Don't hammer Sterling over mistake
Raheem Sterling "made a mistake" in apparently being filmed inhaling the legal high nitrous oxide but the 20-year-old Liverpool star should be treated with understanding, according to players' union chief Bobby Barnes.
Footage has emerged of Sterling appearing to take 'laughing gas' and then passing out, and Liverpool boss Brendan Rodgers said he will be speaking to his player about his lifestyle.
Barnes, deputy chief executive of the Professional Footballers' Association and European president of the international players' union FIFPro, said people should not be too hard on Sterling.
Barnes told Press Association Sport: "Nobody would condone the use of these types of substances whether legal or otherwise as footballers are seen as role models. It does send a message to young people that if it's good enough for footballers then it's good enough for them and that is not desirable.
"But you have to bear in mind that we ask an awful lot of young players growing up in the public eye. Many of us look back at things we have done in our teens and early 20s and wish we hadn't done them.
"He's made a mistake and people are human. I am sure this will be a minor blip on his path to a fantastic career.
"Players have to be aware that there is camera on every corner - they are very much in the spotlight.
"He's a young man, growing up in public eye and he's made a mistake. Let's not be too hard on the boy. He is under a lot of pressure and people think because he has a lot of talent he's also supposed to have diplomacy and wisdom.
"In the main he's doing a very good job, he's at a good club and has a good manager and I'm sure Brendan will put his arm around him and at the same time make him aware of his responsibilities."
Barnes added that the PFA and clubs were constantly updating educational programmes on lifestyle for young players,
He added: "Lifestyle is a very important part of the education programmes, whether it is alcohol, gambling, legal highs or whatever, and they are constantly evolving. We are conscious these things happen in the real world and of the pressure that exists on young people."
Rodgers said he regarded Sterling, who scored in the 2-0 win over Newcastle on Monday night, as "super-professional'' but would need to speak to the England international about his lifestyle.

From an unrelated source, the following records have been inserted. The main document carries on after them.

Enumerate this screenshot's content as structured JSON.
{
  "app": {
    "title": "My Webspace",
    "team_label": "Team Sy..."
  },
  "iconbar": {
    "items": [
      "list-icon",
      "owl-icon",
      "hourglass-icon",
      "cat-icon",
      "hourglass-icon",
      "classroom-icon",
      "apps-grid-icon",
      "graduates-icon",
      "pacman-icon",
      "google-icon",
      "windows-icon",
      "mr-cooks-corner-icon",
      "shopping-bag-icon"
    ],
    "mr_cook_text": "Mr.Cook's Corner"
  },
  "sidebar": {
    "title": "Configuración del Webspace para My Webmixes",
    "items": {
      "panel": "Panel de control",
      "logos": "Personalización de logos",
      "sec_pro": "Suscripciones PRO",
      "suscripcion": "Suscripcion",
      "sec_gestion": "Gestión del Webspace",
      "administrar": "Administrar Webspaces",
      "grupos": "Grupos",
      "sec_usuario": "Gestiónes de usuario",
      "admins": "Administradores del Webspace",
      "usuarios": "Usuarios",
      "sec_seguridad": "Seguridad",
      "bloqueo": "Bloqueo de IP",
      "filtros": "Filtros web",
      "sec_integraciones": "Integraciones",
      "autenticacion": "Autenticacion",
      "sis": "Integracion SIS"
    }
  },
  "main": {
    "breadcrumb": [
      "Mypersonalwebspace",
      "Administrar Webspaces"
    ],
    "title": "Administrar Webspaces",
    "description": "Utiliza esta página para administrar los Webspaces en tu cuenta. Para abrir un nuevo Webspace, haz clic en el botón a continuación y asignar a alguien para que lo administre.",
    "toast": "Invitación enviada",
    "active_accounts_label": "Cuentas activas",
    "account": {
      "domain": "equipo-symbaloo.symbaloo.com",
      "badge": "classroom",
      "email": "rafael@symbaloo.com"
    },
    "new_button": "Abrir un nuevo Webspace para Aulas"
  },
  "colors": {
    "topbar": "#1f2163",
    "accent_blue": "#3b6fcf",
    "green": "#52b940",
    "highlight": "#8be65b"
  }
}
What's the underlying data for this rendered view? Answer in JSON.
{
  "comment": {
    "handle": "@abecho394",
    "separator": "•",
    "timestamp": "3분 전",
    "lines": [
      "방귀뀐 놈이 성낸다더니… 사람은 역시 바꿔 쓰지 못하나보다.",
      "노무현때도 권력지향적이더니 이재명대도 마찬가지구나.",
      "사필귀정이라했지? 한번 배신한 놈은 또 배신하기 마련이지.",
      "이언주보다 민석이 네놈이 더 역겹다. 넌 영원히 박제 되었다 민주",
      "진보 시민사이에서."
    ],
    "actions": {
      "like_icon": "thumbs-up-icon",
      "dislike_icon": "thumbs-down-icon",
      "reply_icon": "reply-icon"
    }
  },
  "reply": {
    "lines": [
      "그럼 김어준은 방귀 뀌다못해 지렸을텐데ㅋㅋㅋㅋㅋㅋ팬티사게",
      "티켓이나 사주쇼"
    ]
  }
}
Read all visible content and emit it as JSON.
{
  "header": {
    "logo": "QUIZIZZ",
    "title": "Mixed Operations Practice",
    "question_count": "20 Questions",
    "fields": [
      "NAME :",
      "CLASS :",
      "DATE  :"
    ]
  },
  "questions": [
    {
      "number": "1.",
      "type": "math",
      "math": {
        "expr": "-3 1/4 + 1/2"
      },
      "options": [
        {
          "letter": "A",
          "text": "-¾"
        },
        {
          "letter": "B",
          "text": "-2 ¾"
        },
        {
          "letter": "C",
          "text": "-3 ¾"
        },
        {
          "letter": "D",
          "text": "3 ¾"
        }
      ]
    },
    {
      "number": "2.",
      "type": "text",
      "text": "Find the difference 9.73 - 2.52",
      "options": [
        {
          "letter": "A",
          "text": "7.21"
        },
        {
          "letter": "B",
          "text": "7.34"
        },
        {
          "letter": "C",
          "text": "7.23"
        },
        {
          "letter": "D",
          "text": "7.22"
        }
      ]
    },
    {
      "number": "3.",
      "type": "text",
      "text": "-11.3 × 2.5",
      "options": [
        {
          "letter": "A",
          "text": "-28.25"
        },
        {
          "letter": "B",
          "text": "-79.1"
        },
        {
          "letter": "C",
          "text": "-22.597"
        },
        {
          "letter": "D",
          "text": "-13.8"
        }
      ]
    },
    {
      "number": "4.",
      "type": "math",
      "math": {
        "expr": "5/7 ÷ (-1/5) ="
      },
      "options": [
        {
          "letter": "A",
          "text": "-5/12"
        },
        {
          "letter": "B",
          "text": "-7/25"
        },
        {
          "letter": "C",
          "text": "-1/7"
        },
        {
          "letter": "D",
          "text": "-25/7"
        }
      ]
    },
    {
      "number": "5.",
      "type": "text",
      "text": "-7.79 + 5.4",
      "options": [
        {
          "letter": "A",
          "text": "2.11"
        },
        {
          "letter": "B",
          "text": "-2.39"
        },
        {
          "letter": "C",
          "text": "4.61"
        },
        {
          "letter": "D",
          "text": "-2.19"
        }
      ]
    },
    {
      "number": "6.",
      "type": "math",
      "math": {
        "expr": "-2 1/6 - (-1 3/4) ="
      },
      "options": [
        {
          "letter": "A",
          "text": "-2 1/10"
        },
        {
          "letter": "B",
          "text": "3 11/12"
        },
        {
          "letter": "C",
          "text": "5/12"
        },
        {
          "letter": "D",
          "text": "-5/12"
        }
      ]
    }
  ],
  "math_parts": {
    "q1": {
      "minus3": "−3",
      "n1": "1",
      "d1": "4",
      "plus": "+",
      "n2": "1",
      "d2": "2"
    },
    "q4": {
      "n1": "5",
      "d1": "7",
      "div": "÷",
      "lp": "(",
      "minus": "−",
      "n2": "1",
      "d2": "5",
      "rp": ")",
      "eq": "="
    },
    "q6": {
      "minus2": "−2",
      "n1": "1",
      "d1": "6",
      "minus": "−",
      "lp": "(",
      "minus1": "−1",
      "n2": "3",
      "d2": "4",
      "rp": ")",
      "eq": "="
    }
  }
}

Rodgers said: ''For me it is something that when you are a professional sportsperson at the top level of the game, I don't think it is something you should be doing. It's as simple as that.
''But I will speak to him on it, to see what he says. We want players here who are super-professional and focused on their football. I know he is, he very much is focused on his football and improving as a player.
''As I have said before, young players make mistakes. As long as they learn from them, that is what is important.''
The matter adds to the controversy and negativity currently surrounding Sterling amid a wrangle over a new contract.
Sterling risked the wrath of supporters a fortnight ago by admitting he had rejected a £100,000-per-week deal in an interview that was not sanctioned by the club.
Another newspaper also published pictures of him allegedly smoking a shisha pipe over the weekend.